One final change. For testing purposes, go ahead and add a ‘refresh’ button to the navigator item which triggers the loadNotes method when tapped, by adding this code to the bottom of viewDidLoad:

UIBarButtonItem *refreshItem = [[UIBarButtonItem alloc] 
self.navigationItem.leftBarButtonItem = refreshItem;

That’s it! Compile and run the app on one device, and create a few notes. Then start the app on another device, and see that the table is correctly populated with the same notes!

Where To Go From Here?

Here is a example project with all of the code from the above tutorial.

Congratulations, you now have hands-on experience with the basics of using iCloud and the new UIDocument class, to create an iCloud-enabled app with multi-document support.
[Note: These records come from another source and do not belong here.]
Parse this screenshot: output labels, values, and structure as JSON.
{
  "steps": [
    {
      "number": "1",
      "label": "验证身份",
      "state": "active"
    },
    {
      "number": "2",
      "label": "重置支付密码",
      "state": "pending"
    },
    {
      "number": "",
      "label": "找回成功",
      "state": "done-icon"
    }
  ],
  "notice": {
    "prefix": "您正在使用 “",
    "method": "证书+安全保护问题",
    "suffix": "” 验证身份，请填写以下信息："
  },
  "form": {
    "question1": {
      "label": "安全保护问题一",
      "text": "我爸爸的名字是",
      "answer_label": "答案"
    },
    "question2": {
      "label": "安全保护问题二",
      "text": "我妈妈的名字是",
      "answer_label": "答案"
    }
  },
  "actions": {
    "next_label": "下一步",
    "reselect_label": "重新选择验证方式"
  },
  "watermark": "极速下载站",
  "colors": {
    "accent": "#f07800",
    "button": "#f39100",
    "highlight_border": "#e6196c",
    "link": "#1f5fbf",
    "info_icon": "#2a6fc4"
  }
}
We’ve just scratched the surface of iCloud. If you are interested in learning more about iCloud, check our our book iOS 5 By Tutorials – the final version will have an additional chapter that covers handling conflict resolution, using NSFileWrapper, storing simple key-value pairs, and using Core Data with iCloud!

If you have any comments or questions on this tutorial or on iCloud in general, please join the forum discussion below!

This is a post by iOS Tutorial Team member Cesare Rocchi, a UX designer and developer specializing in web and mobile applications. He runs Studio Magnolia, an interactive studio that creates compelling web and mobile applications.